An exact, complete copy of the data is all that is needed.

*** Opening DATA LISTING ***

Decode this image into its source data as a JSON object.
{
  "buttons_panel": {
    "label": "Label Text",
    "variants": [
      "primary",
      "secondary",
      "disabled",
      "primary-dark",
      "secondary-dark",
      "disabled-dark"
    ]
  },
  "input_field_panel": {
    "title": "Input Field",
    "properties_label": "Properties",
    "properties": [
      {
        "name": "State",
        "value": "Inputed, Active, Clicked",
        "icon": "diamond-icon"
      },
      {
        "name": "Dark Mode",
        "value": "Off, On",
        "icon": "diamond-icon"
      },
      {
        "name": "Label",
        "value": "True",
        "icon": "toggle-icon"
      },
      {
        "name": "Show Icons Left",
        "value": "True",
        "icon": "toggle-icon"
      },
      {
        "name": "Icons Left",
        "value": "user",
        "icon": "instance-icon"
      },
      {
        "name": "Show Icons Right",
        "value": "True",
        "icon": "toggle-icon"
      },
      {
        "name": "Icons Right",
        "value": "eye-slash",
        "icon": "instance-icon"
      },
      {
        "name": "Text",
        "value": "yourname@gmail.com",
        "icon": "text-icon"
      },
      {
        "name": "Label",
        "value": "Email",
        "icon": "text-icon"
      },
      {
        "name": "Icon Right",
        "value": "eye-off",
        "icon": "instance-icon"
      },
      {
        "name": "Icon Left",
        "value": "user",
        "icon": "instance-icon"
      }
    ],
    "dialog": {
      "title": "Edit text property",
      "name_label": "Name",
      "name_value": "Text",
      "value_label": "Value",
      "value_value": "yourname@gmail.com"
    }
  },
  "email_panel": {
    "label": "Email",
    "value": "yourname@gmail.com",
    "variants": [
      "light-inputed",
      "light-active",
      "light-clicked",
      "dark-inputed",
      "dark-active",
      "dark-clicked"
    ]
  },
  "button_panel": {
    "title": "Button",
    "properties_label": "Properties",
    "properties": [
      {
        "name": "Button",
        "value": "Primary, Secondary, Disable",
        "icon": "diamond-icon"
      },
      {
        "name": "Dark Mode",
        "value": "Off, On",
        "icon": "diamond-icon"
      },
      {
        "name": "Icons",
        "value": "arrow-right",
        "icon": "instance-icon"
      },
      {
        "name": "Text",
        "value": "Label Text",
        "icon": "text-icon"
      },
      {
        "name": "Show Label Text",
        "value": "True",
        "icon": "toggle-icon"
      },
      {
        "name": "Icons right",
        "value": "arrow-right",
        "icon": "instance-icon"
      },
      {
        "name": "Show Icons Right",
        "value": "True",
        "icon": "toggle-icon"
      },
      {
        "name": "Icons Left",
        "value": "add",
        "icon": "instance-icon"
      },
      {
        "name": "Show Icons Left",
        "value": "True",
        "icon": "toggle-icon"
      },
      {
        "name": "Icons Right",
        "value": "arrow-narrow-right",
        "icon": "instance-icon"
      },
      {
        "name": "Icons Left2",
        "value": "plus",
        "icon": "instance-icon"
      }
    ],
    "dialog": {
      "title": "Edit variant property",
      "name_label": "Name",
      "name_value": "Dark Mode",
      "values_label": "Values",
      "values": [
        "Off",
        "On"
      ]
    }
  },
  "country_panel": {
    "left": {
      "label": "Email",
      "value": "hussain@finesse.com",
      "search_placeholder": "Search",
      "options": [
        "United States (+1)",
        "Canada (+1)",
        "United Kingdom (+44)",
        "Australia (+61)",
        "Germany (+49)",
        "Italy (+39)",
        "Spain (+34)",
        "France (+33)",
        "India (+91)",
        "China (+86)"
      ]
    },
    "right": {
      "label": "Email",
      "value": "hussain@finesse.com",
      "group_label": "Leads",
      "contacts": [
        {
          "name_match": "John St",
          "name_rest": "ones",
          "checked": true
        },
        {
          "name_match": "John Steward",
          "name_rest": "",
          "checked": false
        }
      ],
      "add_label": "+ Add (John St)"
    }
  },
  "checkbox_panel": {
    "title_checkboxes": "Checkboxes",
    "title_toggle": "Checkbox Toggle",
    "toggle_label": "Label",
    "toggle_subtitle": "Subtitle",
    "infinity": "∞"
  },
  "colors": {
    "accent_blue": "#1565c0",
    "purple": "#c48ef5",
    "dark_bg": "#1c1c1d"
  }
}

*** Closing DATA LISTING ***

WRITTEN ANSWER
Decode this image into its source data as a JSON object.
{
  "buttons_panel": {
    "label": "Label Text",
    "variants": [
      "primary",
      "secondary",
      "disabled",
      "primary-dark",
      "secondary-dark",
      "disabled-dark"
    ]
  },
  "input_field_panel": {
    "title": "Input Field",
    "properties_label": "Properties",
    "properties": [
      {
        "name": "State",
        "value": "Inputed, Active, Clicked",
        "icon": "diamond-icon"
      },
      {
        "name": "Dark Mode",
        "value": "Off, On",
        "icon": "diamond-icon"
      },
      {
        "name": "Label",
        "value": "True",
        "icon": "toggle-icon"
      },
      {
        "name": "Show Icons Left",
        "value": "True",
        "icon": "toggle-icon"
      },
      {
        "name": "Icons Left",
        "value": "user",
        "icon": "instance-icon"
      },
      {
        "name": "Show Icons Right",
        "value": "True",
        "icon": "toggle-icon"
      },
      {
        "name": "Icons Right",
        "value": "eye-slash",
        "icon": "instance-icon"
      },
      {
        "name": "Text",
        "value": "yourname@gmail.com",
        "icon": "text-icon"
      },
      {
        "name": "Label",
        "value": "Email",
        "icon": "text-icon"
      },
      {
        "name": "Icon Right",
        "value": "eye-off",
        "icon": "instance-icon"
      },
      {
        "name": "Icon Left",
        "value": "user",
        "icon": "instance-icon"
      }
    ],
    "dialog": {
      "title": "Edit text property",
      "name_label": "Name",
      "name_value": "Text",
      "value_label": "Value",
      "value_value": "yourname@gmail.com"
    }
  },
  "email_panel": {
    "label": "Email",
    "value": "yourname@gmail.com",
    "variants": [
      "light-inputed",
      "light-active",
      "light-clicked",
      "dark-inputed",
      "dark-active",
      "dark-clicked"
    ]
  },
  "button_panel": {
    "title": "Button",
    "properties_label": "Properties",
    "properties": [
      {
        "name": "Button",
        "value": "Primary, Secondary, Disable",
        "icon": "diamond-icon"
      },
      {
        "name": "Dark Mode",
        "value": "Off, On",
        "icon": "diamond-icon"
      },
      {
        "name": "Icons",
        "value": "arrow-right",
        "icon": "instance-icon"
      },
      {
        "name": "Text",
        "value": "Label Text",
        "icon": "text-icon"
      },
      {
        "name": "Show Label Text",
        "value": "True",
        "icon": "toggle-icon"
      },
      {
        "name": "Icons right",
        "value": "arrow-right",
        "icon": "instance-icon"
      },
      {
        "name": "Show Icons Right",
        "value": "True",
        "icon": "toggle-icon"
      },
      {
        "name": "Icons Left",
        "value": "add",
        "icon": "instance-icon"
      },
      {
        "name": "Show Icons Left",
        "value": "True",
        "icon": "toggle-icon"
      },
      {
        "name": "Icons Right",
        "value": "arrow-narrow-right",
        "icon": "instance-icon"
      },
      {
        "name": "Icons Left2",
        "value": "plus",
        "icon": "instance-icon"
      }
    ],
    "dialog": {
      "title": "Edit variant property",
      "name_label": "Name",
      "name_value": "Dark Mode",
      "values_label": "Values",
      "values": [
        "Off",
        "On"
      ]
    }
  },
  "country_panel": {
    "left": {
      "label": "Email",
      "value": "hussain@finesse.com",
      "search_placeholder": "Search",
      "options": [
        "United States (+1)",
        "Canada (+1)",
        "United Kingdom (+44)",
        "Australia (+61)",
        "Germany (+49)",
        "Italy (+39)",
        "Spain (+34)",
        "France (+33)",
        "India (+91)",
        "China (+86)"
      ]
    },
    "right": {
      "label": "Email",
      "value": "hussain@finesse.com",
      "group_label": "Leads",
      "contacts": [
        {
          "name_match": "John St",
          "name_rest": "ones",
          "checked": true
        },
        {
          "name_match": "John Steward",
          "name_rest": "",
          "checked": false
        }
      ],
      "add_label": "+ Add (John St)"
    }
  },
  "checkbox_panel": {
    "title_checkboxes": "Checkboxes",
    "title_toggle": "Checkbox Toggle",
    "toggle_label": "Label",
    "toggle_subtitle": "Subtitle",
    "infinity": "∞"
  },
  "colors": {
    "accent_blue": "#1565c0",
    "purple": "#c48ef5",
    "dark_bg": "#1c1c1d"
  }
}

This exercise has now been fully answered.